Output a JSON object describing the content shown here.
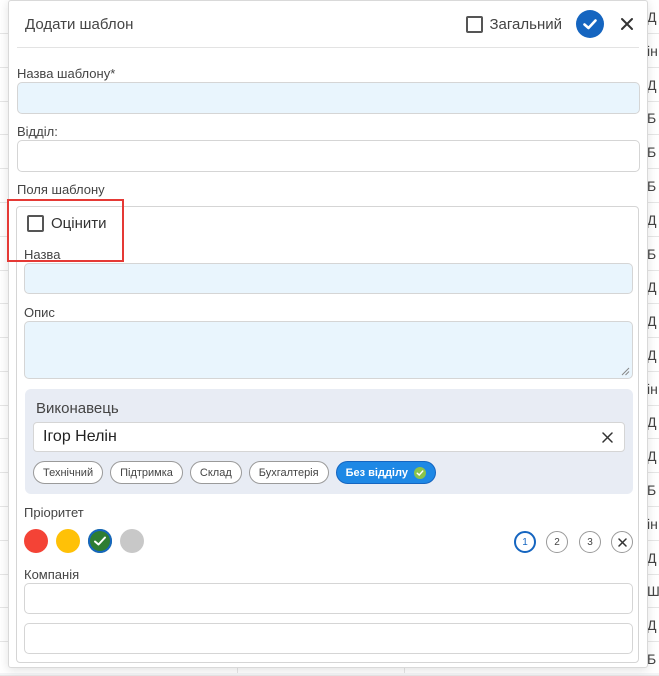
{
  "background_table": {
    "row_edge_texts": [
      "Д",
      "ін",
      "Д",
      "Б",
      "Б",
      "Б",
      "Д",
      "Б",
      "Д",
      "Д",
      "Д",
      "ін",
      "Д",
      "Д",
      "Б",
      "ін",
      "Д",
      "Ш",
      "Д",
      "Б"
    ]
  },
  "modal": {
    "title": "Додати шаблон",
    "general_checkbox_label": "Загальний",
    "general_checked": false,
    "confirm_icon": "check-icon",
    "close_icon": "close-icon"
  },
  "form": {
    "template_name_label": "Назва шаблону*",
    "template_name_value": "",
    "department_label": "Відділ:",
    "department_value": "",
    "template_fields_label": "Поля шаблону"
  },
  "template_fields": {
    "evaluate_label": "Оцінити",
    "evaluate_checked": false,
    "name_label": "Назва",
    "name_value": "",
    "description_label": "Опис",
    "description_value": "",
    "assignee": {
      "title": "Виконавець",
      "value": "Ігор Нелін",
      "departments": [
        {
          "label": "Технічний",
          "active": false
        },
        {
          "label": "Підтримка",
          "active": false
        },
        {
          "label": "Склад",
          "active": false
        },
        {
          "label": "Бухгалтерія",
          "active": false
        },
        {
          "label": "Без відділу",
          "active": true
        }
      ]
    },
    "priority": {
      "label": "Пріоритет",
      "colors": [
        {
          "name": "red",
          "color": "#f44336",
          "selected": false
        },
        {
          "name": "yellow",
          "color": "#ffc107",
          "selected": false
        },
        {
          "name": "green",
          "color": "#2e7d32",
          "selected": true
        },
        {
          "name": "gray",
          "color": "#c8c8c8",
          "selected": false
        }
      ],
      "levels": [
        "1",
        "2",
        "3"
      ],
      "selected_level": "1"
    },
    "company_label": "Компанія",
    "company_value": "",
    "extra_value": ""
  },
  "colors": {
    "accent": "#1565c0",
    "highlight": "#e53935",
    "input_tint": "#e9f5fd",
    "panel_bg": "#e8ecf4"
  }
}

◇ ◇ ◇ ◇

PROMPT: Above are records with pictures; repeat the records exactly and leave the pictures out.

THE ANSWER:
Output a JSON object describing the content shown here.
{
  "background_table": {
    "row_edge_texts": [
      "Д",
      "ін",
      "Д",
      "Б",
      "Б",
      "Б",
      "Д",
      "Б",
      "Д",
      "Д",
      "Д",
      "ін",
      "Д",
      "Д",
      "Б",
      "ін",
      "Д",
      "Ш",
      "Д",
      "Б"
    ]
  },
  "modal": {
    "title": "Додати шаблон",
    "general_checkbox_label": "Загальний",
    "general_checked": false,
    "confirm_icon": "check-icon",
    "close_icon": "close-icon"
  },
  "form": {
    "template_name_label": "Назва шаблону*",
    "template_name_value": "",
    "department_label": "Відділ:",
    "department_value": "",
    "template_fields_label": "Поля шаблону"
  },
  "template_fields": {
    "evaluate_label": "Оцінити",
    "evaluate_checked": false,
    "name_label": "Назва",
    "name_value": "",
    "description_label": "Опис",
    "description_value": "",
    "assignee": {
      "title": "Виконавець",
      "value": "Ігор Нелін",
      "departments": [
        {
          "label": "Технічний",
          "active": false
        },
        {
          "label": "Підтримка",
          "active": false
        },
        {
          "label": "Склад",
          "active": false
        },
        {
          "label": "Бухгалтерія",
          "active": false
        },
        {
          "label": "Без відділу",
          "active": true
        }
      ]
    },
    "priority": {
      "label": "Пріоритет",
      "colors": [
        {
          "name": "red",
          "color": "#f44336",
          "selected": false
        },
        {
          "name": "yellow",
          "color": "#ffc107",
          "selected": false
        },
        {
          "name": "green",
          "color": "#2e7d32",
          "selected": true
        },
        {
          "name": "gray",
          "color": "#c8c8c8",
          "selected": false
        }
      ],
      "levels": [
        "1",
        "2",
        "3"
      ],
      "selected_level": "1"
    },
    "company_label": "Компанія",
    "company_value": "",
    "extra_value": ""
  },
  "colors": {
    "accent": "#1565c0",
    "highlight": "#e53935",
    "input_tint": "#e9f5fd",
    "panel_bg": "#e8ecf4"
  }
}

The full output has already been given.